Another possible origin of Valentine’s Day could be a festival, Lupercalia, celebrated on February 15. The festival tradition allowed a man to select a woman’s name out of a hat, and they would have to be together for an entire year. The legend says that most of these couples ended up married. At the end of the fifth-century, the Pope declared that Valentine’s Day was going to be February 14.  He also put an end to the festivals because they were “un-Christian.”

But why did the Pope select February 14 for Valentine’s Day?   It was believed to be Saint Valentine’s death or burial date. In addition, New England and France mark February 14 as the beginning of the birds’ mating season.  Saint Valentine’s Day is still celebrated throughout the world, honoring the champion of romance and true love.

 

Resources:

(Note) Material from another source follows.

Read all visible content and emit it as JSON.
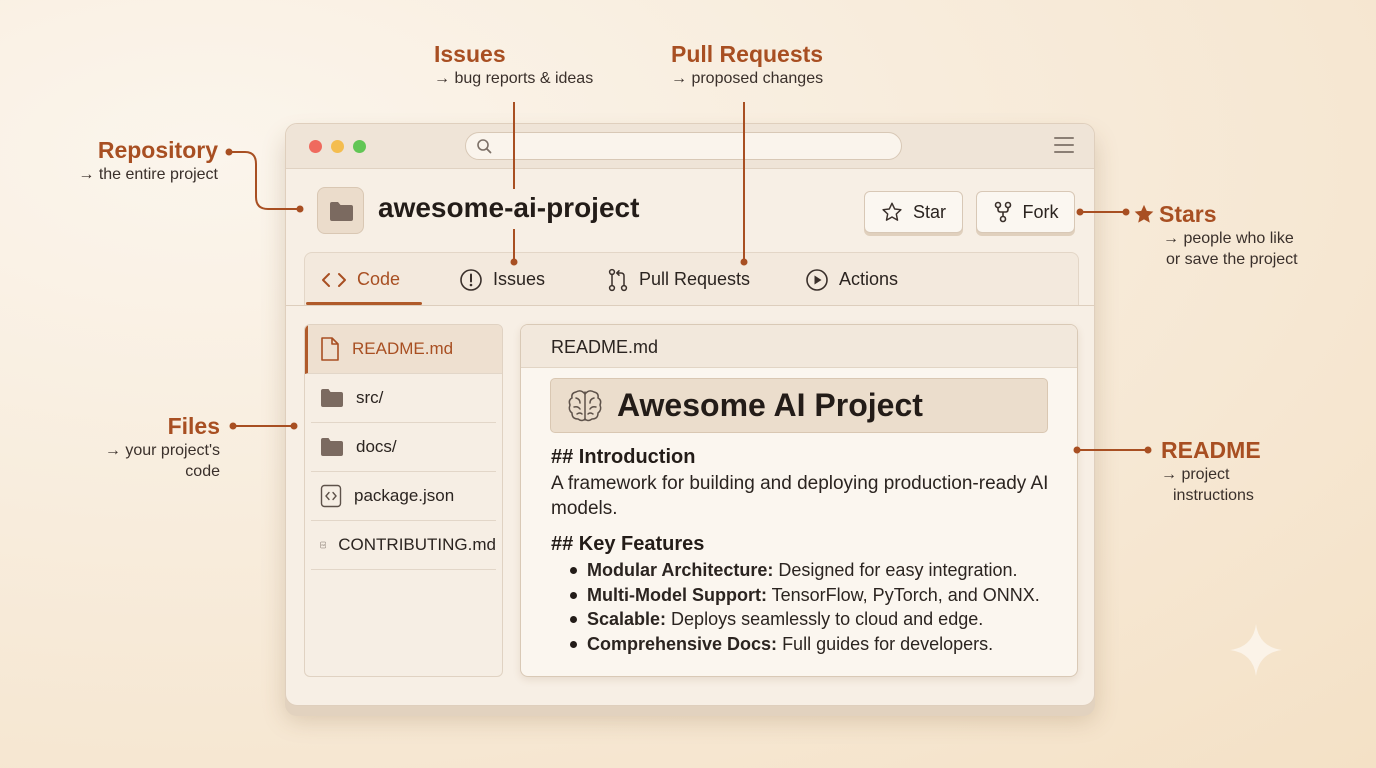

History.com

Print Friendly, PDF & Email

Leave a Comment

The Bark intends for this area to be used to foster healthy, thought-provoking discussion. Comments are expected to adhere to our standards and to be respectful and constructive. Comments are reviewed to ensure that they meet these standards. The Bark does not allow anonymous comments, so The Bark requires a valid email address. The email address will not be displayed but will be used to confirm your comments.

If you want a picture to show with your comment, go get a gravatar.




Navigate Right
Navigate Left
  • The Origins of Valentine’s Day

    Features

    Flashback Friday

  • The Origins of Valentine’s Day

    Features

    Point Park Spring Media Day

  • The Origins of Valentine’s Day

    Features

    Midwife in Child Development

  • The Origins of Valentine’s Day

    Features

    A Trip to The Big Apple

  • The Origins of Valentine’s Day

    Features

    1 Pint Can Save 3 Lives – A Reflection

  • The Origins of Valentine’s Day

    Features

    Flashback Friday

  • The Origins of Valentine’s Day

    Features

    Flashback Friday

  • The Origins of Valentine’s Day

    Features

    Flashback Friday

  • The Origins of Valentine’s Day

    Features

    Photo of the Week: 4-23-18

  • The Origins of Valentine’s Day

    Features

    Flashback Friday